Ivy Taylor just made history. The Yale grad won a hard-fought race to become the first Black mayor of San Antonio, Texas, the seventh largest municipality in the U.S. and a majority Hispanic city.
After being appointed interim mayor last summer when Julian Castro left to become President Obama’s Secretary of Housing and Urban Development, Taylor won a close runoff election against former state Senator Leticia Van de Putte. According to reports, Taylor tacked to the Right and was able to cobble together 52 percent of the vote by appealing to both African-Americans and white conservatives.
Born and raised in Queens, New York, Taylor earned a Bachelor’s degree from Yale, and a Master’s Degree in City Planning from the University of North Carolina at Chapel Hill. During grad school, Taylor moved to San Antonio for an internship and met her future husband. She decided to stay in the city and worked for the Housing and Community Development Department and the Neighborhood Action Department. Before being elected mayor, Taylor served on the city council, advocating for low taxes, smart government, and economic development.
Taylor’s win surprised many in the staunchly Democrat city. Although the race was non-partisan, many in the Republican camp cheered her win and what it may signal for the city’s future.
“It’s a new day in San Antonio,” Taylor strategist Josh Robinson said after her win. “The old way of doing things didn’t work anymore.”
In her victory speech, Taylor thanked her supporters and told them she was eager to dive into her new role.

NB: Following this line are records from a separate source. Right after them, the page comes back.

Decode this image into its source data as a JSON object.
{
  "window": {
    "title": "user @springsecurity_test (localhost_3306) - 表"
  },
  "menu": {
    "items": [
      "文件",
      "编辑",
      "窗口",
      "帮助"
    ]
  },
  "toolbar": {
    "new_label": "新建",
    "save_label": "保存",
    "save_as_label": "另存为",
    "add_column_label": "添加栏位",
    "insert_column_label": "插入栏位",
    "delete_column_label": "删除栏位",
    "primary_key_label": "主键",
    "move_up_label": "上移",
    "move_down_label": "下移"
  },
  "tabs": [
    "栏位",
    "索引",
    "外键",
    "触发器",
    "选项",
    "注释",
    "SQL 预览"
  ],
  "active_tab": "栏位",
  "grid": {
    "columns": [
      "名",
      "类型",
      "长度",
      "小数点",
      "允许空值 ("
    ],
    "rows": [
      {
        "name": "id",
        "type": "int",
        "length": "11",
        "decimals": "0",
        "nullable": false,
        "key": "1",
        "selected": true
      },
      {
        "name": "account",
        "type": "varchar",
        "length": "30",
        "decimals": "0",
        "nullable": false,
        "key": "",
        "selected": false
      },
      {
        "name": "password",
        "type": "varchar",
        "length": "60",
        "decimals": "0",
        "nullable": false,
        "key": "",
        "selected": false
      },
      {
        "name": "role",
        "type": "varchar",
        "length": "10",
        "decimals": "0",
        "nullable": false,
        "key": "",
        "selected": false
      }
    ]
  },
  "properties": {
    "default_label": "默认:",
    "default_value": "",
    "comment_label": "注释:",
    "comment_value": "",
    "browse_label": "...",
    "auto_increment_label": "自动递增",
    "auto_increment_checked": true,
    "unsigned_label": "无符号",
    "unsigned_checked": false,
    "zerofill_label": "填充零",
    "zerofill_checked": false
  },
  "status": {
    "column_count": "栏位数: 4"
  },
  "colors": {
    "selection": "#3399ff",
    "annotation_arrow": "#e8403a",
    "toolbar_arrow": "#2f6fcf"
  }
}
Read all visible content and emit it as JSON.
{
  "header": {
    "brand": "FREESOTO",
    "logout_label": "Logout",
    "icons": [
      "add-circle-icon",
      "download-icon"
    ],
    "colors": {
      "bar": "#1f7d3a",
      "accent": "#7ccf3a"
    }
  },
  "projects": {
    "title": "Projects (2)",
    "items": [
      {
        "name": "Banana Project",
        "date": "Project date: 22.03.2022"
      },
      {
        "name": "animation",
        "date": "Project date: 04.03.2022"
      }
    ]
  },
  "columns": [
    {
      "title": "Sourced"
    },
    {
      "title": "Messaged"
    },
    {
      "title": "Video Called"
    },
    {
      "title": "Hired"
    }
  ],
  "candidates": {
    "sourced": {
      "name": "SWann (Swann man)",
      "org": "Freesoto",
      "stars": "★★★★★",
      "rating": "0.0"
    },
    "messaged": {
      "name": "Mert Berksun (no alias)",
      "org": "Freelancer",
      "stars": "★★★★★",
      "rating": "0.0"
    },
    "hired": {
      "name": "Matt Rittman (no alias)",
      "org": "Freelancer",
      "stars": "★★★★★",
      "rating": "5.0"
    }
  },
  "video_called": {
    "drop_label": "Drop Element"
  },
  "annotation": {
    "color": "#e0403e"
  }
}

“Do you realize we have defeated a political machine?” she said. “The work starts on Monday at City Hall. We come together now as a city.”